The colonists actually sought out the drier, solid maple sugar, which they utilized as a replacement for the cane sugar that had to be brought in from the West Indies. The syrup is heated to a degree where the sucrose is sufficiently concentrated while boiling to form crystals when the syrup cools. Due of this, maple sugar is often spoken in terms pertaining to the production of maple syrup. The place where maple syrup is produced is a sugarhouse; the action itself is known as sugaring; and the person who performs these tasks is a sugarmaker.

In our 26 years at the Greenmarket, there is one question that I’m certain we have been asked more often than any other. What distinguishes lighter-colored maple syrup from darker-colored maple syrup? Although the density and maple sugar content of all grades of pure maple syrup (66.9%) are the same, the syrup’s color can and does fluctuate from light golden to dark brown. In reality, maple syrup is only evaluated for its color. The main reason for this hue variance is the time of syrup production. The sap pouring from the trees darkens in hue as spring warms, creating a darker syrup. The syrup’s flavor is more potent the darker it is in hue. Four categories of maple syrup are distinguished by the state of Vermont. Fancy, Grade A Medium Amber, Grade A Dark Amber, and Grade B are listed in order from light to dark. It’s critical to realize that EVERY batch of maple syrup is made using the same exact method.

The first syrup we typically produce in a season is typically quite clear and light in color, like ginger ale. The grade for this syrup is Vermont Fancy. Its flavor is delicate but rich, with traces of vanilla from the vanillins found in maple sap naturally. With pancakes, waffles, and French toast, our Fancy grade table syrup is a superb, elegant choice. It tastes great over fresh fruit or ice cream as well.

Darker than Fancy Amber is Grade A Medium Amber. Even if the maple flavor is slightly more strong, the syrup is still light and aromatic. This and Grade A Dark Amber are the conventional types of “maple syrup for pancakes.

Class A As the weather heats up toward the end of the season, dark amber is formed. It tastes fantastic in yogurt and oatmeal and has a strong maple flavor. It is a fantastic option for baking as well. If you’re seeking something extremely meaty, “You definitely want Dark Amber if you want a typical maple flavor.

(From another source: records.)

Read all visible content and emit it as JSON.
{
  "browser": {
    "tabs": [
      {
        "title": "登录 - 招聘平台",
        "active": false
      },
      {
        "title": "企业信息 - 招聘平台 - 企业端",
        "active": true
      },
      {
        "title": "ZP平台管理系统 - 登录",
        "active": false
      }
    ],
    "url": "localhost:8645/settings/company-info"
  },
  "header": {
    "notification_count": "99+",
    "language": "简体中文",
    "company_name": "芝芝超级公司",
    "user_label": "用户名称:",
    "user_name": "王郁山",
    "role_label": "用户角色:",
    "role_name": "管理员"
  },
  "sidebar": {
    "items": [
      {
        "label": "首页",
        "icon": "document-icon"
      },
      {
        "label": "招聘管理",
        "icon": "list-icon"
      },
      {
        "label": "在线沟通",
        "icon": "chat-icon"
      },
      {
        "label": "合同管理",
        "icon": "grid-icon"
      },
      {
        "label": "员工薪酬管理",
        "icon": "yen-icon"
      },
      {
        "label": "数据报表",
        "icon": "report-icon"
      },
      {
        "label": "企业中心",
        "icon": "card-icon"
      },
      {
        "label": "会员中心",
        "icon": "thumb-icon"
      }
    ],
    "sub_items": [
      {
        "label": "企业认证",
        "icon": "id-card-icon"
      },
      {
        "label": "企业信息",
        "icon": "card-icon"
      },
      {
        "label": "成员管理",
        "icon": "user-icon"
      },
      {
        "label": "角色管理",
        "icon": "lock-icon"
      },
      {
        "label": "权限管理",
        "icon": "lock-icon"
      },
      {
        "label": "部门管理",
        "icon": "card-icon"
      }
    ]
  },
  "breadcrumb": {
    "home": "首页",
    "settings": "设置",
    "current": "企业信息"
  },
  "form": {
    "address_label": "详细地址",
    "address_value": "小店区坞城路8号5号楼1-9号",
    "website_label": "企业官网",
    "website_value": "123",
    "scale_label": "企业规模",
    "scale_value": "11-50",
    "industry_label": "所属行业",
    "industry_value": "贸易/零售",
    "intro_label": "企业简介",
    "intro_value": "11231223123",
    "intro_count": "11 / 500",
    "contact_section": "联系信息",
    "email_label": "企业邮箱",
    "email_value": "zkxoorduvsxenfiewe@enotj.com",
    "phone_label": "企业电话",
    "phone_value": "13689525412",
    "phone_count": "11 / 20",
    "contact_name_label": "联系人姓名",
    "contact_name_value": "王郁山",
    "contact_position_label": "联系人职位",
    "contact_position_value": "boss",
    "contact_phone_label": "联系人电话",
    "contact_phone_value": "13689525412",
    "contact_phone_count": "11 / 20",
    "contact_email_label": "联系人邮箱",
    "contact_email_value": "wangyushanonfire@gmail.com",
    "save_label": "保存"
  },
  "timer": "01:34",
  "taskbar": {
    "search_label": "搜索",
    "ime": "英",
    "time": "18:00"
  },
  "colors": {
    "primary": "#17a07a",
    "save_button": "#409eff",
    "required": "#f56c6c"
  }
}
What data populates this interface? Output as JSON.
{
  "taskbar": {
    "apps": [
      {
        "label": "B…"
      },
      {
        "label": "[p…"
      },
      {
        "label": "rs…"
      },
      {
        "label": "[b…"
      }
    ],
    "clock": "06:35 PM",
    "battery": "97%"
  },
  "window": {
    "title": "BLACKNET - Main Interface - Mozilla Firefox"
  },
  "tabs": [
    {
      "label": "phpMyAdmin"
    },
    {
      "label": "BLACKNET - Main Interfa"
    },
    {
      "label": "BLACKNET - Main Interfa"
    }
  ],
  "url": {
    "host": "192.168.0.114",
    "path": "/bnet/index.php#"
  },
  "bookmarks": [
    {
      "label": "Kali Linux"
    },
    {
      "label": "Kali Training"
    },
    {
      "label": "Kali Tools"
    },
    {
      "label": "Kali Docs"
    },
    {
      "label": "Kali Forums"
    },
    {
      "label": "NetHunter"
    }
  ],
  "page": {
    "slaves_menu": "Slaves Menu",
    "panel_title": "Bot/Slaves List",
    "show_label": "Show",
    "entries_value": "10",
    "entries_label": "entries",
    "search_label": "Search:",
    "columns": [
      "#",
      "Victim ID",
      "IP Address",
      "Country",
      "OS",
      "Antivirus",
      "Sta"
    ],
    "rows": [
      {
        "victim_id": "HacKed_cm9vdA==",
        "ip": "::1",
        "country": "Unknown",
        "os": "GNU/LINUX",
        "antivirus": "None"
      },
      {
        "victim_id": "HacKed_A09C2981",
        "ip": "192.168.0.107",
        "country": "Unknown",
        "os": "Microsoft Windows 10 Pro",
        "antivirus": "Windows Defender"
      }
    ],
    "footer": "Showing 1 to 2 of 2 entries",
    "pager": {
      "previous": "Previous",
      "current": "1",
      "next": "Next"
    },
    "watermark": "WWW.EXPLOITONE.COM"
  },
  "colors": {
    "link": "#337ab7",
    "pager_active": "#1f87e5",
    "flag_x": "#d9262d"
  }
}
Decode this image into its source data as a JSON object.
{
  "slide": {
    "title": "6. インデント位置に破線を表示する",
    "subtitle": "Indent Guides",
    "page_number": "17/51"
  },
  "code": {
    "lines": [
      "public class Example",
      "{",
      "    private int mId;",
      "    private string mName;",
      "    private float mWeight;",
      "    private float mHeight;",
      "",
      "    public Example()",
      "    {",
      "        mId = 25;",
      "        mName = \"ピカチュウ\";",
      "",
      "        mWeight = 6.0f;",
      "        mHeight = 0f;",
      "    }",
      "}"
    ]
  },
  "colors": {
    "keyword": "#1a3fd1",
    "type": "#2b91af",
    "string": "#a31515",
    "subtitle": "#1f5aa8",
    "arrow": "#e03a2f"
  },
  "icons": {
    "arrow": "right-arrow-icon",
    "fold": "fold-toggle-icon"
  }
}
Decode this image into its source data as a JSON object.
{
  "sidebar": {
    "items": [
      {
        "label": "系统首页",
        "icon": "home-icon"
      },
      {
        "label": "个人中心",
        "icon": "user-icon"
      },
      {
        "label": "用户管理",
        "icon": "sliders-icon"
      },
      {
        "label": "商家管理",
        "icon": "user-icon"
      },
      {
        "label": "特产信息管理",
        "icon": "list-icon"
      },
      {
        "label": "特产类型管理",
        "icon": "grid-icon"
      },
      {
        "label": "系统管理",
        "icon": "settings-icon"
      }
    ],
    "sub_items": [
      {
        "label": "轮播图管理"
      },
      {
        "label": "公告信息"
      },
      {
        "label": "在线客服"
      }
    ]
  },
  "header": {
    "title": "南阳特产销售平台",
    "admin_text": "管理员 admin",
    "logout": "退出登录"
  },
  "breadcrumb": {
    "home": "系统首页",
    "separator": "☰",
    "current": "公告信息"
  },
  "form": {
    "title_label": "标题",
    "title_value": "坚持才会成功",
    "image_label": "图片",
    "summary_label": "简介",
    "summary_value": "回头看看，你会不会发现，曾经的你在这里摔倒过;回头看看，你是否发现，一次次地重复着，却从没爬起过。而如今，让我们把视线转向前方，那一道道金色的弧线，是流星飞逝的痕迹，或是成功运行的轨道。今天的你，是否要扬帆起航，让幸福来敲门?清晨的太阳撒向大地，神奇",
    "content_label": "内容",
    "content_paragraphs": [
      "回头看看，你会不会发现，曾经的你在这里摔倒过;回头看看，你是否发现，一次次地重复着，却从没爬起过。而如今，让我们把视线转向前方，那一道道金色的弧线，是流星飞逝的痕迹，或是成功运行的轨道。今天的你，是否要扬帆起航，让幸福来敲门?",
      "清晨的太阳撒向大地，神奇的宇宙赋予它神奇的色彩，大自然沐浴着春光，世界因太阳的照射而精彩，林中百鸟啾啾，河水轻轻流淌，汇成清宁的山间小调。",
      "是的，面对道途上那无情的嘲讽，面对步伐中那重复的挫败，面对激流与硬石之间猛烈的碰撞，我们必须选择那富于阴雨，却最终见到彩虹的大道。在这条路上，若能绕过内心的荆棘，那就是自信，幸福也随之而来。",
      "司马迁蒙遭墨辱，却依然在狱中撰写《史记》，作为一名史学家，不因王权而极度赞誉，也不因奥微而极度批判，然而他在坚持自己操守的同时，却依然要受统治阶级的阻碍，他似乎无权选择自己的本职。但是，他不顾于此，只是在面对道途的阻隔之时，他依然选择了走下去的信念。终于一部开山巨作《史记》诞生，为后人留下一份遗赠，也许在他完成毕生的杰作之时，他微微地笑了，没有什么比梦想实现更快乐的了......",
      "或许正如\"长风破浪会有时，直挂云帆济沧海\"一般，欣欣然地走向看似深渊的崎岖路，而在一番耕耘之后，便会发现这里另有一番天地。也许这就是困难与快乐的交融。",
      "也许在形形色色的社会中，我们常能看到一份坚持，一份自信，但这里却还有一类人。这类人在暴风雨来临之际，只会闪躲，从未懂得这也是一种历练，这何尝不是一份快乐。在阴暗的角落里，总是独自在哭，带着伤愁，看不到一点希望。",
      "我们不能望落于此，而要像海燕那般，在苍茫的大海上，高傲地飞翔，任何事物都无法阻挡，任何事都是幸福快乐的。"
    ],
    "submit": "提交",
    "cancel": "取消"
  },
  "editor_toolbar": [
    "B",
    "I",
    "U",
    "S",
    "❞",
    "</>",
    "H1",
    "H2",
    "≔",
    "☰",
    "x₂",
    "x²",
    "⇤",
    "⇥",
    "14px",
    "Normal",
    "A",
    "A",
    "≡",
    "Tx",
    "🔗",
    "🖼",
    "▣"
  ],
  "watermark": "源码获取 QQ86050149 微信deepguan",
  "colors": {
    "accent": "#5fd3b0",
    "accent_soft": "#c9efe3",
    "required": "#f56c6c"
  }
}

At the conclusion of the sugaring season, just before the maple trees blossom, grade B maple syrup is typically produced. The extremely potent, deep flavor of Grade B has been characterized as being nearly as dark as molasses “hardcore. Grade B syrup, which was formerly only used for cooking, has recently become more widely used as table syrup. It is also well known for its advantageous application in the Master Cleanse, a fasting cleanse.

We are relieved that Stanley Burroughs, the author of The Master Cleanse, understood the advantages of pure maple syrup for health, but we are unhappy that he did not fully comprehend how maple syrup is produced. He suggested Grade B syrup because he believed it to be less refined than other maple syrups, most likely due to its dark color and strong flavor. On the other hand, NO pure maple syrup is refined in any form. Numerous healthy elements, including minerals like potassium, magnesium, and iron, are present in ALL pure maple syrup. In the past, maple syrup was thought to be beneficial for the circulatory and digestive systems. It contains no fat at all and has less calories than most other sweeteners.

People frequently ask us at the Greenmarket what grade is the finest. Whichever one you prefer is the answer!